[DATASET ENTRIES]

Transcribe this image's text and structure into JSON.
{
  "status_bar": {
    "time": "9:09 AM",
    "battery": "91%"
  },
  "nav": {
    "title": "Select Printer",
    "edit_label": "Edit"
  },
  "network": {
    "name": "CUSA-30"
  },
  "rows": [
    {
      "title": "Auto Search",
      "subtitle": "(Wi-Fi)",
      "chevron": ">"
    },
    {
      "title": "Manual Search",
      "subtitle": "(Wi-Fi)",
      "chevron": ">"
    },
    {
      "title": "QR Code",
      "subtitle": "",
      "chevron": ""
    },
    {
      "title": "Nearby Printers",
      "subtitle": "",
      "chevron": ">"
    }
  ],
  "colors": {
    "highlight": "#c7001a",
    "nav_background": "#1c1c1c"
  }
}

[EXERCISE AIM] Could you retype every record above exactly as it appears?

[ANSWER TO THE PROBLEM]
Transcribe this image's text and structure into JSON.
{
  "status_bar": {
    "time": "9:09 AM",
    "battery": "91%"
  },
  "nav": {
    "title": "Select Printer",
    "edit_label": "Edit"
  },
  "network": {
    "name": "CUSA-30"
  },
  "rows": [
    {
      "title": "Auto Search",
      "subtitle": "(Wi-Fi)",
      "chevron": ">"
    },
    {
      "title": "Manual Search",
      "subtitle": "(Wi-Fi)",
      "chevron": ">"
    },
    {
      "title": "QR Code",
      "subtitle": "",
      "chevron": ""
    },
    {
      "title": "Nearby Printers",
      "subtitle": "",
      "chevron": ">"
    }
  ],
  "colors": {
    "highlight": "#c7001a",
    "nav_background": "#1c1c1c"
  }
}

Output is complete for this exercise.